by Beau Dure @duresport

Depending on who you ask, we’ll all be playing soccer in empty stadiums in a couple of weeks or won’t be playing sports again until a vaccine is available in the distant future.

(Researchers are actually making progress on treatment and testing, but some people want to prepare themselves for the worst, as is their right.)

In general, the better a country has dealt with COVID-19, the more realistic the return to sports may be. South Korea is already playing preseason baseball. The German Bundesliga, as of Thursday, wants to resume May 9 if it gets governmental approval. Other European leagues aren’t quite there.

If you’re doing contingency plans for one of those leagues, you need to have one plan for a best-case scenario, one for something a little worse, and one for a worst-case scenario.

But suppose what we might think of as the worst-case scenario isn’t really that bad?

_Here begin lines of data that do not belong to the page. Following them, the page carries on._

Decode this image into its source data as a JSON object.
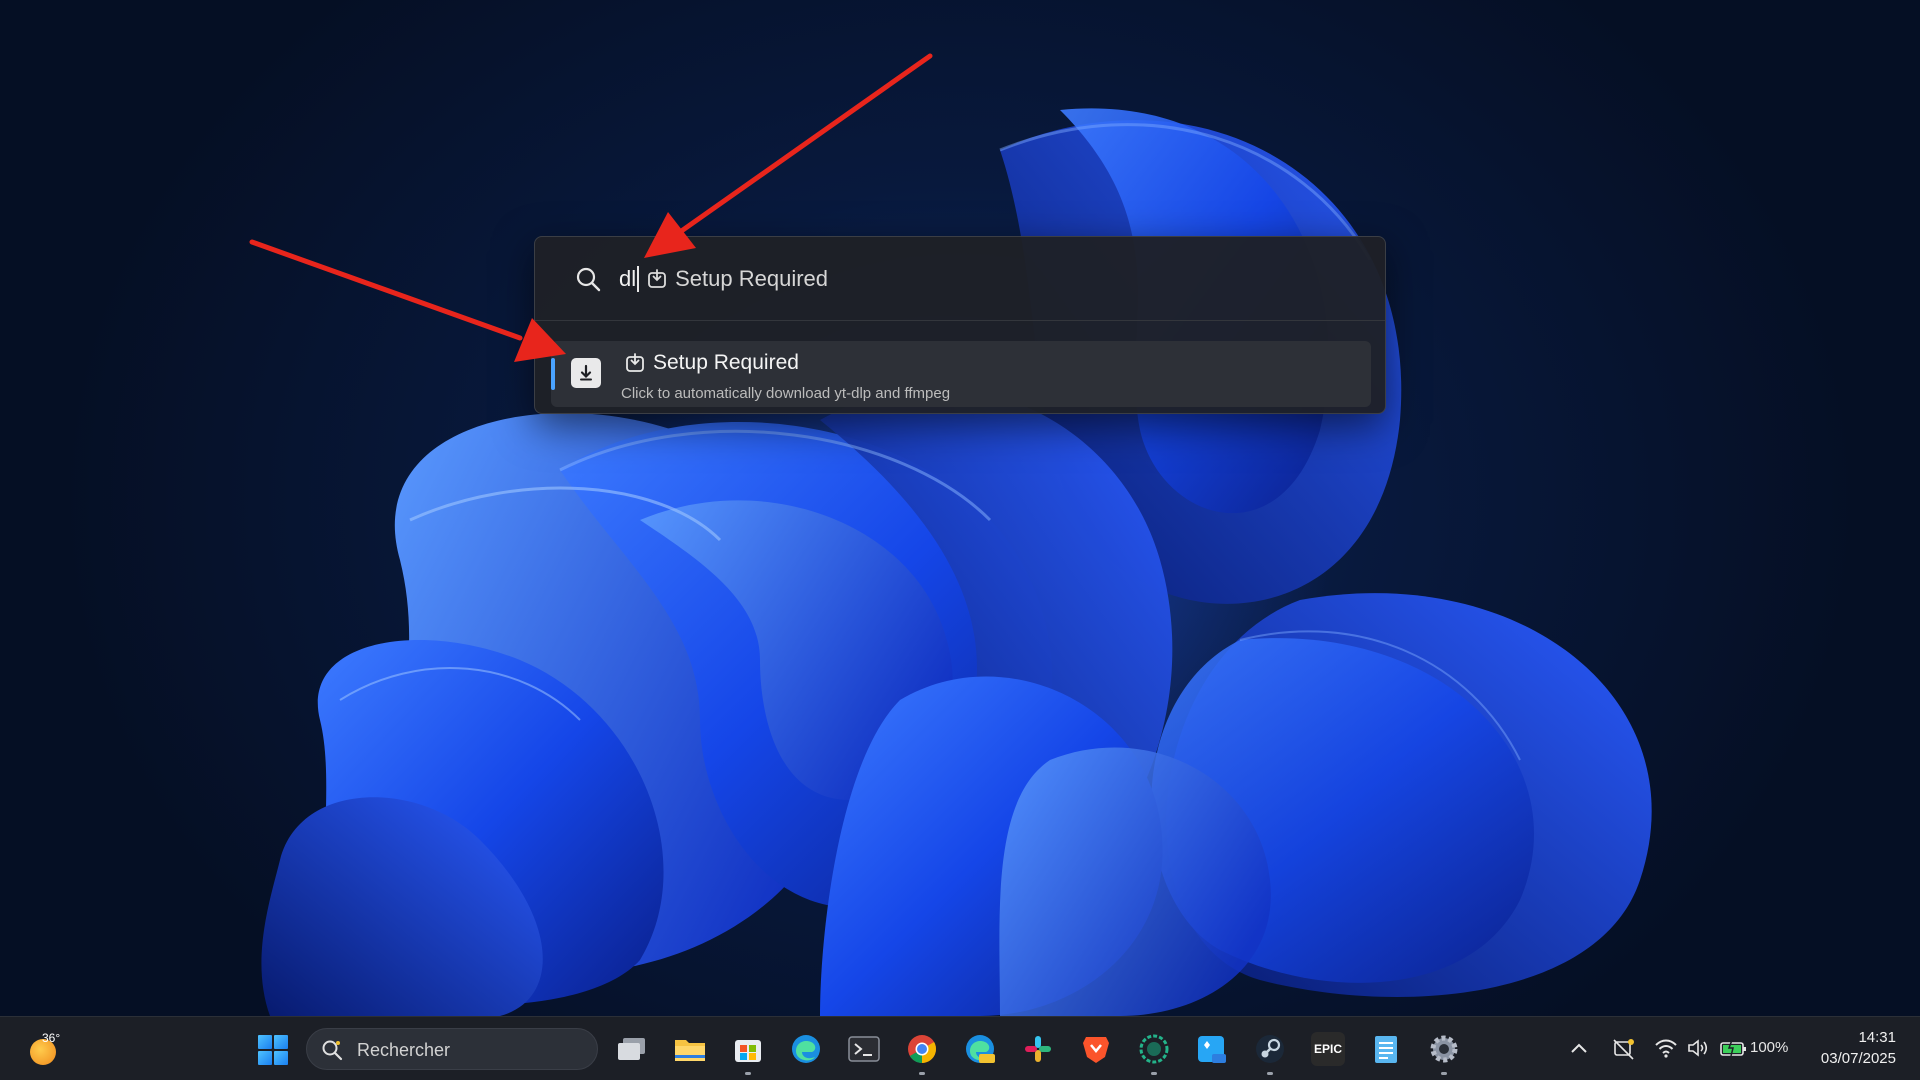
{
  "launcher": {
    "query": "dl",
    "inline_suggestion": "Setup Required",
    "result": {
      "title": "Setup Required",
      "subtitle": "Click to automatically download yt-dlp and ffmpeg"
    }
  },
  "taskbar": {
    "weather_temp": "36°",
    "search_placeholder": "Rechercher",
    "pinned_apps": [
      "task-view-icon",
      "file-explorer-icon",
      "microsoft-store-icon",
      "edge-icon",
      "terminal-icon",
      "chrome-icon",
      "edge-canary-icon",
      "slack-icon",
      "brave-icon",
      "app-circle-icon",
      "photo-editor-preview-icon",
      "steam-icon",
      "epic-games-icon",
      "notepad-icon",
      "settings-icon"
    ],
    "epic_label": "EPIC",
    "battery_percent": "100%",
    "time": "14:31",
    "date": "03/07/2025"
  },
  "colors": {
    "accent": "#4aa3ff",
    "arrow": "#e8251c",
    "launcher_bg": "#1e2026"
  }
}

Before the world stopped, Premier League champion-in-waiting Liverpool was scheduled to play March 16 against Everton at Goodison Park.

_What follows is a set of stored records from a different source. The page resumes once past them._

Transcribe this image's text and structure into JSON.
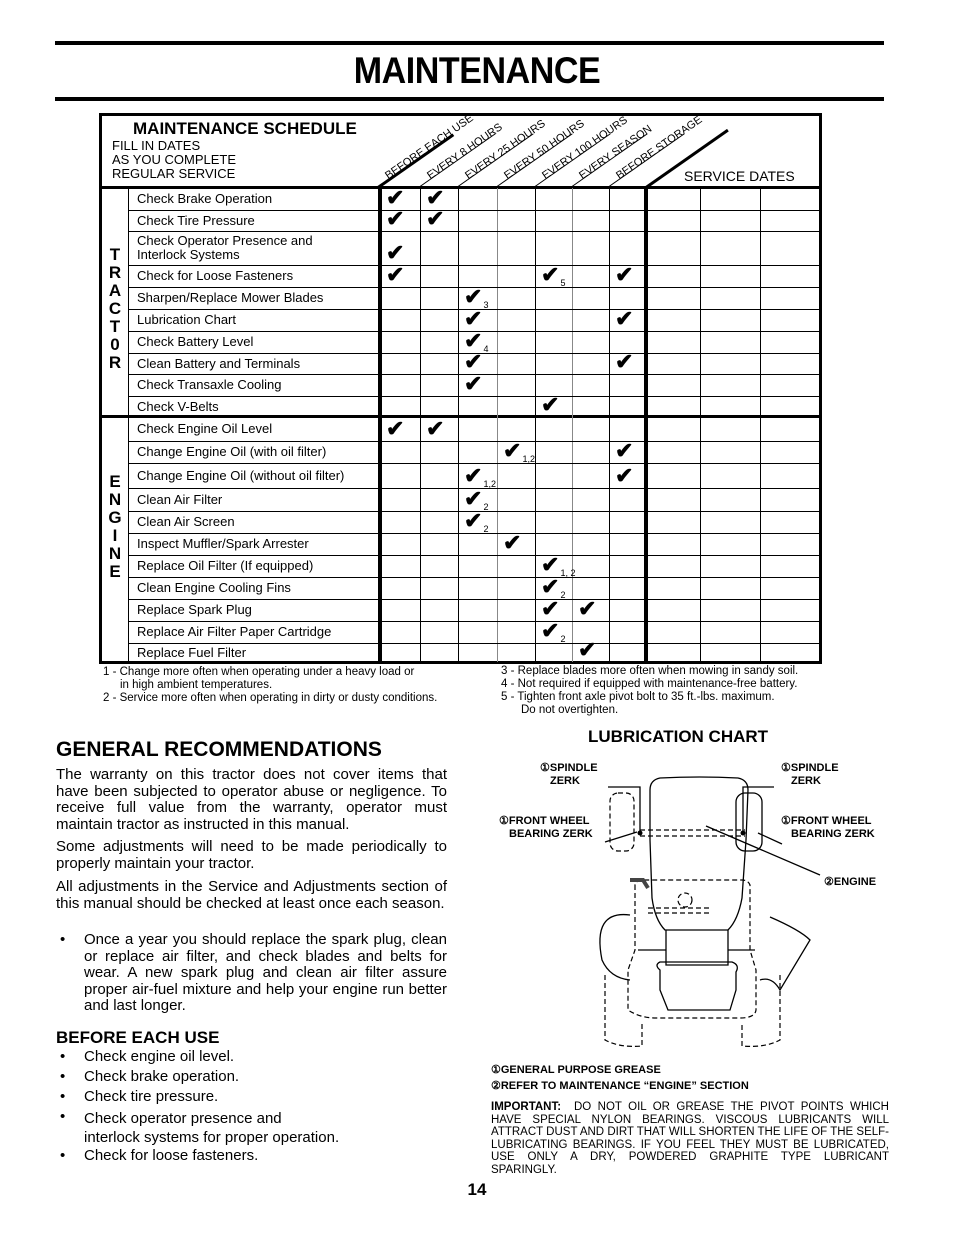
{
  "page": {
    "title": "MAINTENANCE",
    "page_number": "14"
  },
  "schedule": {
    "title": "MAINTENANCE SCHEDULE",
    "subtitle": [
      "FILL IN DATES",
      "AS YOU COMPLETE",
      "REGULAR SERVICE"
    ],
    "intervals": [
      "BEFORE EACH USE",
      "EVERY 8 HOURS",
      "EVERY 25 HOURS",
      "EVERY 50 HOURS",
      "EVERY 100 HOURS",
      "EVERY SEASON",
      "BEFORE STORAGE"
    ],
    "service_dates_label": "SERVICE DATES",
    "check_glyph": "✔",
    "sections": [
      {
        "name": "TRACTOR",
        "letters": [
          "T",
          "R",
          "A",
          "C",
          "T",
          "0",
          "R"
        ],
        "tasks": [
          {
            "label": "Check Brake Operation",
            "checks": [
              {
                "col": 0,
                "note": ""
              },
              {
                "col": 1,
                "note": ""
              }
            ]
          },
          {
            "label": "Check Tire Pressure",
            "checks": [
              {
                "col": 0,
                "note": ""
              },
              {
                "col": 1,
                "note": ""
              }
            ]
          },
          {
            "label": "Check Operator Presence and Interlock Systems",
            "label_lines": [
              "Check Operator Presence and",
              "Interlock Systems"
            ],
            "checks": [
              {
                "col": 0,
                "note": ""
              }
            ]
          },
          {
            "label": "Check for Loose Fasteners",
            "checks": [
              {
                "col": 0,
                "note": ""
              },
              {
                "col": 4,
                "note": "5"
              },
              {
                "col": 6,
                "note": ""
              }
            ]
          },
          {
            "label": "Sharpen/Replace Mower Blades",
            "checks": [
              {
                "col": 2,
                "note": "3"
              }
            ]
          },
          {
            "label": "Lubrication Chart",
            "checks": [
              {
                "col": 2,
                "note": ""
              },
              {
                "col": 6,
                "note": ""
              }
            ]
          },
          {
            "label": "Check Battery Level",
            "checks": [
              {
                "col": 2,
                "note": "4"
              }
            ]
          },
          {
            "label": "Clean Battery and Terminals",
            "checks": [
              {
                "col": 2,
                "note": ""
              },
              {
                "col": 6,
                "note": ""
              }
            ]
          },
          {
            "label": "Check Transaxle Cooling",
            "checks": [
              {
                "col": 2,
                "note": ""
              }
            ]
          },
          {
            "label": "Check V-Belts",
            "checks": [
              {
                "col": 4,
                "note": ""
              }
            ]
          }
        ]
      },
      {
        "name": "ENGINE",
        "letters": [
          "E",
          "N",
          "G",
          "I",
          "N",
          "E"
        ],
        "tasks": [
          {
            "label": "Check Engine Oil Level",
            "checks": [
              {
                "col": 0,
                "note": ""
              },
              {
                "col": 1,
                "note": ""
              }
            ]
          },
          {
            "label": "Change Engine Oil (with oil filter)",
            "checks": [
              {
                "col": 3,
                "note": "1,2"
              },
              {
                "col": 6,
                "note": ""
              }
            ]
          },
          {
            "label": "Change Engine Oil (without oil filter)",
            "checks": [
              {
                "col": 2,
                "note": "1,2"
              },
              {
                "col": 6,
                "note": ""
              }
            ]
          },
          {
            "label": "Clean Air Filter",
            "checks": [
              {
                "col": 2,
                "note": "2"
              }
            ]
          },
          {
            "label": "Clean Air Screen",
            "checks": [
              {
                "col": 2,
                "note": "2"
              }
            ]
          },
          {
            "label": "Inspect Muffler/Spark Arrester",
            "checks": [
              {
                "col": 3,
                "note": ""
              }
            ]
          },
          {
            "label": "Replace Oil Filter (If equipped)",
            "checks": [
              {
                "col": 4,
                "note": "1, 2"
              }
            ]
          },
          {
            "label": "Clean Engine Cooling Fins",
            "checks": [
              {
                "col": 4,
                "note": "2"
              }
            ]
          },
          {
            "label": "Replace Spark Plug",
            "checks": [
              {
                "col": 4,
                "note": ""
              },
              {
                "col": 5,
                "note": ""
              }
            ]
          },
          {
            "label": "Replace Air Filter Paper Cartridge",
            "checks": [
              {
                "col": 4,
                "note": "2"
              }
            ]
          },
          {
            "label": "Replace Fuel Filter",
            "checks": [
              {
                "col": 5,
                "note": ""
              }
            ]
          }
        ]
      }
    ],
    "footnotes_left": [
      {
        "line1": "1 - Change more often when operating under a heavy load or",
        "line2": "in high ambient temperatures."
      },
      {
        "line1": "2 - Service more often when operating in dirty or dusty conditions.",
        "line2": ""
      }
    ],
    "footnotes_right": [
      {
        "line1": "3 - Replace blades more often when mowing in sandy soil.",
        "line2": ""
      },
      {
        "line1": "4 - Not required if equipped with maintenance-free battery.",
        "line2": ""
      },
      {
        "line1": "5 - Tighten front axle pivot bolt to 35 ft.-lbs. maximum.",
        "line2": "Do not overtighten."
      }
    ]
  },
  "general": {
    "heading": "GENERAL RECOMMENDATIONS",
    "paragraphs": [
      "The warranty on this tractor does not cover items that have been subjected to operator abuse or negligence. To receive full value from the warranty, operator must maintain tractor as instructed in this manual.",
      "Some adjustments will need to be made periodically to properly maintain your tractor.",
      "All adjustments in the Service and Adjustments section of this manual should be checked at least once each season."
    ],
    "bullet": "Once a year you should replace the spark plug, clean or replace air filter, and check blades and belts for wear. A new spark plug and clean air filter assure proper air-fuel mixture and help your engine run better and last longer."
  },
  "before_each_use": {
    "heading": "BEFORE EACH USE",
    "items": [
      "Check engine oil level.",
      "Check brake operation.",
      "Check tire pressure.",
      "Check operator presence and interlock systems for proper operation.",
      "Check for loose fasteners."
    ],
    "item4_lines": [
      "Check operator presence and",
      "interlock systems for proper operation."
    ]
  },
  "lubrication": {
    "heading": "LUBRICATION CHART",
    "labels": {
      "spindle_left": [
        "①SPINDLE",
        "ZERK"
      ],
      "spindle_right": [
        "①SPINDLE",
        "ZERK"
      ],
      "bearing_left": [
        "①FRONT WHEEL",
        "BEARING  ZERK"
      ],
      "bearing_right": [
        "①FRONT WHEEL",
        "BEARING  ZERK"
      ],
      "engine": "②ENGINE"
    },
    "legend": [
      "①GENERAL PURPOSE GREASE",
      "②REFER TO MAINTENANCE “ENGINE” SECTION"
    ],
    "important_label": "IMPORTANT:",
    "important_text": "DO NOT OIL OR GREASE THE PIVOT POINTS WHICH HAVE SPECIAL NYLON BEARINGS.  VISCOUS LUBRICANTS WILL ATTRACT DUST AND DIRT THAT WILL SHORTEN THE LIFE OF THE SELF-LUBRICATING BEARINGS. IF YOU FEEL THEY MUST BE LUBRICATED, USE ONLY A DRY, POWDERED GRAPHITE TYPE LUBRICANT SPARINGLY."
  }
}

Suppose Liverpool’s next Premier League game is at Goodison Park on March 16, 2021?

Yes, on first glance, that seems horrible. It sounds like a nightmare scenario straight from the social media contest to see who can paint the bleakest picture of our future.

But consider what can be gained by putting things off another 10½ months.

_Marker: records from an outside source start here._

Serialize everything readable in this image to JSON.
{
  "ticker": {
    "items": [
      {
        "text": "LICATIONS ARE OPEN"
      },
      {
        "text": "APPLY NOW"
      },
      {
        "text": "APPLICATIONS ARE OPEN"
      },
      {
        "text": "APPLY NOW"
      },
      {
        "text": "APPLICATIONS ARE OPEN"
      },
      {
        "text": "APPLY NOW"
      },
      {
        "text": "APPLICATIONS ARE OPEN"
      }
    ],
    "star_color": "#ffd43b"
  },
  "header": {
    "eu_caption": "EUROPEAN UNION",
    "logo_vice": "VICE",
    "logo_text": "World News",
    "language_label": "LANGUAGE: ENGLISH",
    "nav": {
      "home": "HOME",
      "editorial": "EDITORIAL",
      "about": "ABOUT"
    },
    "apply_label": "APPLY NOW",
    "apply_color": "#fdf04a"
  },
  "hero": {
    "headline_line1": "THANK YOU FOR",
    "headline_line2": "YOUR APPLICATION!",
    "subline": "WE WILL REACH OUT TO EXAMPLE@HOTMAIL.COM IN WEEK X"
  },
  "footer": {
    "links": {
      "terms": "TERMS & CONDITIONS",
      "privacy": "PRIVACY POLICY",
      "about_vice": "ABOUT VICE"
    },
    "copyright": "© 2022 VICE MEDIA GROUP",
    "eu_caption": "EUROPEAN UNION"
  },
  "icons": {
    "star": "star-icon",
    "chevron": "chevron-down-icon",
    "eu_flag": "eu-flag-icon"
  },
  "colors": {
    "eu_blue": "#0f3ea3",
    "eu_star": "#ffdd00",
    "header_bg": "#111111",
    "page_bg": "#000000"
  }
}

First, the likelihood that supporters can go to those games would be much higher than it will be in the next few months. Antiviral drugs, plasma treatments, enhanced testing and tracking are likely to be available. In the latest estimates, we might even have a vaccine by then.

Second, setting a far-off date for league play doesn’t rule out the prospect of playing games between now and then.

If teams can play before next March, great. Play friendlies. Play a mini-tournament. Maybe England can have a full slate of games on Boxing Day.

The advantage to such scheduling is that it’s flexible. We may have multiple waves of social distancing. If a game is scheduled for a date in October, there’s a chance it might not be able to be played. If that game is part of a league schedule, such disturbances would force schedule-makers to juggle things and perhaps force teams into unhealthy fixture congestion. If it’s a friendly, nothing has been lost except that one game.

What if everyone gets the all-clear in October? Fine -- organize a World Cup-style League Cup with a group stage and playoffs. Finish on Boxing Day. Then take a break, come back in mid-February for some “preseason” friendlies and resume the 2019-20-21 season in March.

This system would certainly be better than what happened in the Netherlands. All the games that have been played to this point, as it turns out, didn’t matter. No one wins.

That decision is a failure of the Dutch federation (KNVB) to consider all options. They may not have been able to resume in a few weeks, as the Bundesliga and Premier League are hoping to do. But they could have considered what French clubs have suggested, taking a cue from Ian Plenderleith’s Soccer America’s column: Switch to a calendar-year schedule, at least through the 2022 World Cup.

These issues extend to UEFA and its organization of its club competitions, the UEFA Champions League and Europa League. It's aiming to finish the 2019-20 European competitions in August and get all leagues to designate their final 2019-20 league placements by then to fill the slots for the 2020-21 European competitions.

So much money is at stake leagues and clubs will go a long way to make sure the Champions League and Europa League are continue in the summer and fall -- including assigning placements without finishing the season, like the KNVB just did -- but flexibility will be needed from UEFA as well.

Soccer leagues have options. It’s not a question of finishing by July 31 or bust. The world needs creativity right now -- in science, in politics, and in soccer.